Directions for this task:
Only lines containing the string "scroll" belong in the answer; copy all of them from the entries.

--- Given records Enclosed Below ---

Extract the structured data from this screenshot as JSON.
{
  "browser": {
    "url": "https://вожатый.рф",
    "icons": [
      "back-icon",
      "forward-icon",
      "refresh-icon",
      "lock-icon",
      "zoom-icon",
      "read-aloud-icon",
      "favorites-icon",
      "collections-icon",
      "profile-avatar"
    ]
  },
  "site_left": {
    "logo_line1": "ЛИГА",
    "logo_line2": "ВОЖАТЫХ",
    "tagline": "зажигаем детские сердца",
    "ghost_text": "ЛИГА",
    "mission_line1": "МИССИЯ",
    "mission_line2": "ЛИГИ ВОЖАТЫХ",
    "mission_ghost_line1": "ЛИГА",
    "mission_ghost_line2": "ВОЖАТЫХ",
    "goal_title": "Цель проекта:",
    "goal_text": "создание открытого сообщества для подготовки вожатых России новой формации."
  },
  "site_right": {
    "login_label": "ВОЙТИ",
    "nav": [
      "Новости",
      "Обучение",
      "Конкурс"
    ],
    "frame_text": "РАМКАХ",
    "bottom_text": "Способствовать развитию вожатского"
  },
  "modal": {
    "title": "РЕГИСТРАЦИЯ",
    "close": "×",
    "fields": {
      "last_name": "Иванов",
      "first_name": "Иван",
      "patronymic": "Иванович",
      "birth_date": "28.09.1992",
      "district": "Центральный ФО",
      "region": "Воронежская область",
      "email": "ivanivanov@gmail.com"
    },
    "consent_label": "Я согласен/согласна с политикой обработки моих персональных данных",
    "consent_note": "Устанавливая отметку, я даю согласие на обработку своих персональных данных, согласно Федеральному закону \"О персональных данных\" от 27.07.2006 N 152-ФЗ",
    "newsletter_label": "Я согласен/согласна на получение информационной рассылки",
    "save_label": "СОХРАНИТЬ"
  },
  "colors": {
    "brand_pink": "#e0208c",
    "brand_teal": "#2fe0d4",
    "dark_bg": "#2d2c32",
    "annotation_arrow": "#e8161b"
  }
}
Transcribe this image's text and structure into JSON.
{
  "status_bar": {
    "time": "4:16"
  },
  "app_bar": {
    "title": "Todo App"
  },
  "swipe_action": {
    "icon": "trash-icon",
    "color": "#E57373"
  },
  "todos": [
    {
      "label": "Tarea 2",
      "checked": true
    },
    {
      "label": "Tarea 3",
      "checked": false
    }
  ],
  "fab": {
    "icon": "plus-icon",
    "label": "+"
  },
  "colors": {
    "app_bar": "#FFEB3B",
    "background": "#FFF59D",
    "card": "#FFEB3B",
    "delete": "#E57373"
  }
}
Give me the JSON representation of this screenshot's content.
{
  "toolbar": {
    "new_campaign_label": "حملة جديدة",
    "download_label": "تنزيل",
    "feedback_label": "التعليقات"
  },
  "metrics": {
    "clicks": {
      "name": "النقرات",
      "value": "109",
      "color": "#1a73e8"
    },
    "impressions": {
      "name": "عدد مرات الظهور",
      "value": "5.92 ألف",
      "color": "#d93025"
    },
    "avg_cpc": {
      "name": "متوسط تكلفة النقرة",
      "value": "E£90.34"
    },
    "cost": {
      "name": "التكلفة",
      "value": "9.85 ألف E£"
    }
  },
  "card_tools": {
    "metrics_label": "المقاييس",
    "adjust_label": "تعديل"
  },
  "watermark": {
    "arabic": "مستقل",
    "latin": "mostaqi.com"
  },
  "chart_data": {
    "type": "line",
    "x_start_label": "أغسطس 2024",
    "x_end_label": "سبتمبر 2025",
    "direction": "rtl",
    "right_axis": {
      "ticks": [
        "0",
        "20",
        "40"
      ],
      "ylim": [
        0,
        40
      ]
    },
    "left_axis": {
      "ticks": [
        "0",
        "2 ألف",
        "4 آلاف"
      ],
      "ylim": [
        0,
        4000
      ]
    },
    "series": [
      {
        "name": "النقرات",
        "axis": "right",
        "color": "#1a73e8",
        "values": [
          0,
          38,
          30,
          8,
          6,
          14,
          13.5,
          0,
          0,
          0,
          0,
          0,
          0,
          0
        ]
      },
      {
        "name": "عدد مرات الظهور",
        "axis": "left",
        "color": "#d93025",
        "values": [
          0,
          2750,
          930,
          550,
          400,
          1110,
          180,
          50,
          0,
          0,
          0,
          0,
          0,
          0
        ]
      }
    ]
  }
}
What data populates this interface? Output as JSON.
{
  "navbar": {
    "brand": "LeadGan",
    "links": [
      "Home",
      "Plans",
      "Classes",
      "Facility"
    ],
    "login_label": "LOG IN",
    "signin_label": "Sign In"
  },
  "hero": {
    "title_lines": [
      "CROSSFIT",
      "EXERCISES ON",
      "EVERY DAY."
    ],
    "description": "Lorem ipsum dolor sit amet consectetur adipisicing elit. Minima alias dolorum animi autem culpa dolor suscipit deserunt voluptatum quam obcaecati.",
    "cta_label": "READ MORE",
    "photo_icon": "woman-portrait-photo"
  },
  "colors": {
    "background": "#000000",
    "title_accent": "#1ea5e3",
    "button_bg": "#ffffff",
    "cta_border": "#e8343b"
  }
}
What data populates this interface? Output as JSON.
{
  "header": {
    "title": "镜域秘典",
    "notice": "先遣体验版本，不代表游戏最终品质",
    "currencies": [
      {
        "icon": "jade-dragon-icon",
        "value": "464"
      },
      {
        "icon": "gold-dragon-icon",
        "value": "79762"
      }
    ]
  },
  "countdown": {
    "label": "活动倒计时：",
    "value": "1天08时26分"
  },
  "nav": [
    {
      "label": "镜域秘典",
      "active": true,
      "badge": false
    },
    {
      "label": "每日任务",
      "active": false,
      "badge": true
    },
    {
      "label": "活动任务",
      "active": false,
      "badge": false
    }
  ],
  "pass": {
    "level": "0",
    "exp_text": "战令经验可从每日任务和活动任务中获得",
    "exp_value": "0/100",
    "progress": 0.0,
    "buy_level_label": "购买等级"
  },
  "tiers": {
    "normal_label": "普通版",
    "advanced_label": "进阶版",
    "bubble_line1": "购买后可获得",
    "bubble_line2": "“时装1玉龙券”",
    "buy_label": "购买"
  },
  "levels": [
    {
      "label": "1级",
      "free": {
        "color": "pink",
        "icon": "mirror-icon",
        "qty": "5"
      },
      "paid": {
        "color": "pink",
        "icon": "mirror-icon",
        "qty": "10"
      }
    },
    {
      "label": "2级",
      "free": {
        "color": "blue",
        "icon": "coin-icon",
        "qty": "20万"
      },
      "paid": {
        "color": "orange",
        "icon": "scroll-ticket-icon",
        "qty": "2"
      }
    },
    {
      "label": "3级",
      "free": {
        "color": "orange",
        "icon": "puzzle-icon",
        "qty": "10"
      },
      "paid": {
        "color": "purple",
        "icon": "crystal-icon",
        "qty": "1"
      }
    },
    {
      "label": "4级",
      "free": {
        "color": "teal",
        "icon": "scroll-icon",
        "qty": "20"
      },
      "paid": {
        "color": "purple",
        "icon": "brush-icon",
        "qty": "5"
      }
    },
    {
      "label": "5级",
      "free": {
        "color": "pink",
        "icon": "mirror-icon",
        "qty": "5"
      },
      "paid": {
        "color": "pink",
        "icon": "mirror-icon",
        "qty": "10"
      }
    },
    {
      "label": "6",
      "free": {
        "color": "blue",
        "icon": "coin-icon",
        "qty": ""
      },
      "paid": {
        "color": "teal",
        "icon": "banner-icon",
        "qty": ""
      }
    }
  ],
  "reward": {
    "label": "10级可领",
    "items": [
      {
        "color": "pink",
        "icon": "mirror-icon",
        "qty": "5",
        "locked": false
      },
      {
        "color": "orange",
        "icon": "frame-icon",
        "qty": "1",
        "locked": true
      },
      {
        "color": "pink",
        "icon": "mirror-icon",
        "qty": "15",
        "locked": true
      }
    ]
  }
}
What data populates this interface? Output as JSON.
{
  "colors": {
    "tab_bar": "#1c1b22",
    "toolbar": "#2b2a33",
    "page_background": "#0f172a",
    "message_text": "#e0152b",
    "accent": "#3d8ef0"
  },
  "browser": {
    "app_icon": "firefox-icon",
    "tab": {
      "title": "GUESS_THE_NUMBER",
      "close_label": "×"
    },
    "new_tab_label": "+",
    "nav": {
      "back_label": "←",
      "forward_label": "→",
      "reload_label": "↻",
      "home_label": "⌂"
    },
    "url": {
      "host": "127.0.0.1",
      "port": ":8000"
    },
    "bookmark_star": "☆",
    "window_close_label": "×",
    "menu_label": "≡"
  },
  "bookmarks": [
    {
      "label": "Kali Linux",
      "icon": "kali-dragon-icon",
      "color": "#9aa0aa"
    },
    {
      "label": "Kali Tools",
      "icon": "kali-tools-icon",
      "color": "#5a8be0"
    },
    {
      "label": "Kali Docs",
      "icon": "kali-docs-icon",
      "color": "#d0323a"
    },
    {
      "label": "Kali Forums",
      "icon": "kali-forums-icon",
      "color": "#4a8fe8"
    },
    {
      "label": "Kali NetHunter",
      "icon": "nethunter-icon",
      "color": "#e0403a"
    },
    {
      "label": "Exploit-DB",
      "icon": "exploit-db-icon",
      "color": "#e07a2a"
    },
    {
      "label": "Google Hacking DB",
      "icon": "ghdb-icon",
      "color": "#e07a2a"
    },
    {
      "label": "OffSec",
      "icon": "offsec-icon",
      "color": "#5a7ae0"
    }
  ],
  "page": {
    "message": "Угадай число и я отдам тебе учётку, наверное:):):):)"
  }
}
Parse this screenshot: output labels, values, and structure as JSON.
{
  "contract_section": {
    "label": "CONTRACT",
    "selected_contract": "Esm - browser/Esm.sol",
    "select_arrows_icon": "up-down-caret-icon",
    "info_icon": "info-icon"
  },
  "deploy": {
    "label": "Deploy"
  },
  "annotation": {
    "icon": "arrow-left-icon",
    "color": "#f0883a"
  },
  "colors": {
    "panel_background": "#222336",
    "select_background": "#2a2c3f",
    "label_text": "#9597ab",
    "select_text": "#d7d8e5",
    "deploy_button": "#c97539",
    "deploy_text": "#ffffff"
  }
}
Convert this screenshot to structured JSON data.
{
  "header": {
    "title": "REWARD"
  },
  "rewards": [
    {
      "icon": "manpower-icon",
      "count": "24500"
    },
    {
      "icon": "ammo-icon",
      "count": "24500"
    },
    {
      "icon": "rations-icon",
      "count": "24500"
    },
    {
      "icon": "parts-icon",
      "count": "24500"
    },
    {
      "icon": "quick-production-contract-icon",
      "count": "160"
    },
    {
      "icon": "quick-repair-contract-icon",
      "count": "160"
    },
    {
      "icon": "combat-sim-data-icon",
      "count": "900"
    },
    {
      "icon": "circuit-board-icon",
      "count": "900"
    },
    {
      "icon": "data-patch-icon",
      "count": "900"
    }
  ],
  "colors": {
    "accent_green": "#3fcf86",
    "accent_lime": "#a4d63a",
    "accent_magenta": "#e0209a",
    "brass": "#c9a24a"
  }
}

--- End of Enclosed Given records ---

The completed task:
        "icon": "scroll-ticket-icon",
        "icon": "scroll-icon",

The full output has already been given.